What you have to do => Repeat the data that follows in full. Do not include the pictures.

[Dataset entries]
────────────────────

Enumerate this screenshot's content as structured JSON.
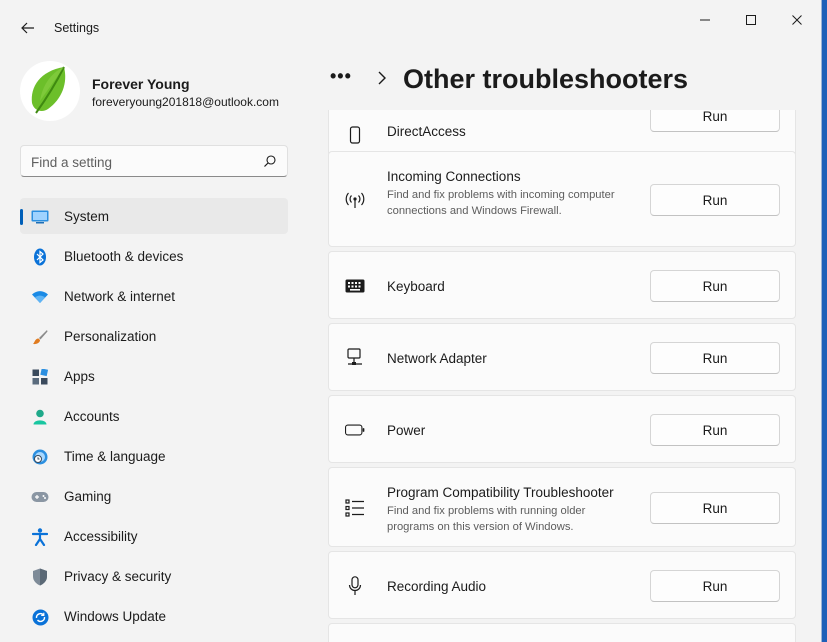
{
  "window": {
    "title": "Settings"
  },
  "profile": {
    "name": "Forever Young",
    "email": "foreveryoung201818@outlook.com"
  },
  "search": {
    "placeholder": "Find a setting"
  },
  "nav": {
    "items": [
      {
        "label": "System",
        "icon": "monitor-icon",
        "active": true
      },
      {
        "label": "Bluetooth & devices",
        "icon": "bluetooth-icon"
      },
      {
        "label": "Network & internet",
        "icon": "wifi-icon"
      },
      {
        "label": "Personalization",
        "icon": "paintbrush-icon"
      },
      {
        "label": "Apps",
        "icon": "apps-icon"
      },
      {
        "label": "Accounts",
        "icon": "person-icon"
      },
      {
        "label": "Time & language",
        "icon": "globe-clock-icon"
      },
      {
        "label": "Gaming",
        "icon": "gamepad-icon"
      },
      {
        "label": "Accessibility",
        "icon": "accessibility-icon"
      },
      {
        "label": "Privacy & security",
        "icon": "shield-icon"
      },
      {
        "label": "Windows Update",
        "icon": "update-icon"
      }
    ]
  },
  "breadcrumb": {
    "more": "•••",
    "title": "Other troubleshooters"
  },
  "troubleshooters": [
    {
      "title": "DirectAccess",
      "desc": "",
      "icon": "phone-icon",
      "button": "Run"
    },
    {
      "title": "Incoming Connections",
      "desc": "Find and fix problems with incoming computer connections and Windows Firewall.",
      "icon": "antenna-icon",
      "button": "Run"
    },
    {
      "title": "Keyboard",
      "desc": "",
      "icon": "keyboard-icon",
      "button": "Run"
    },
    {
      "title": "Network Adapter",
      "desc": "",
      "icon": "network-adapter-icon",
      "button": "Run"
    },
    {
      "title": "Power",
      "desc": "",
      "icon": "battery-icon",
      "button": "Run"
    },
    {
      "title": "Program Compatibility Troubleshooter",
      "desc": "Find and fix problems with running older programs on this version of Windows.",
      "icon": "list-icon",
      "button": "Run"
    },
    {
      "title": "Recording Audio",
      "desc": "",
      "icon": "microphone-icon",
      "button": "Run"
    }
  ],
  "colors": {
    "accent": "#005fb8",
    "background": "#f3f3f3",
    "card": "#fbfbfb"
  }
}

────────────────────

Output for this exercise =>
Enumerate this screenshot's content as structured JSON.
{
  "window": {
    "title": "Settings"
  },
  "profile": {
    "name": "Forever Young",
    "email": "foreveryoung201818@outlook.com"
  },
  "search": {
    "placeholder": "Find a setting"
  },
  "nav": {
    "items": [
      {
        "label": "System",
        "icon": "monitor-icon",
        "active": true
      },
      {
        "label": "Bluetooth & devices",
        "icon": "bluetooth-icon"
      },
      {
        "label": "Network & internet",
        "icon": "wifi-icon"
      },
      {
        "label": "Personalization",
        "icon": "paintbrush-icon"
      },
      {
        "label": "Apps",
        "icon": "apps-icon"
      },
      {
        "label": "Accounts",
        "icon": "person-icon"
      },
      {
        "label": "Time & language",
        "icon": "globe-clock-icon"
      },
      {
        "label": "Gaming",
        "icon": "gamepad-icon"
      },
      {
        "label": "Accessibility",
        "icon": "accessibility-icon"
      },
      {
        "label": "Privacy & security",
        "icon": "shield-icon"
      },
      {
        "label": "Windows Update",
        "icon": "update-icon"
      }
    ]
  },
  "breadcrumb": {
    "more": "•••",
    "title": "Other troubleshooters"
  },
  "troubleshooters": [
    {
      "title": "DirectAccess",
      "desc": "",
      "icon": "phone-icon",
      "button": "Run"
    },
    {
      "title": "Incoming Connections",
      "desc": "Find and fix problems with incoming computer connections and Windows Firewall.",
      "icon": "antenna-icon",
      "button": "Run"
    },
    {
      "title": "Keyboard",
      "desc": "",
      "icon": "keyboard-icon",
      "button": "Run"
    },
    {
      "title": "Network Adapter",
      "desc": "",
      "icon": "network-adapter-icon",
      "button": "Run"
    },
    {
      "title": "Power",
      "desc": "",
      "icon": "battery-icon",
      "button": "Run"
    },
    {
      "title": "Program Compatibility Troubleshooter",
      "desc": "Find and fix problems with running older programs on this version of Windows.",
      "icon": "list-icon",
      "button": "Run"
    },
    {
      "title": "Recording Audio",
      "desc": "",
      "icon": "microphone-icon",
      "button": "Run"
    }
  ],
  "colors": {
    "accent": "#005fb8",
    "background": "#f3f3f3",
    "card": "#fbfbfb"
  }
}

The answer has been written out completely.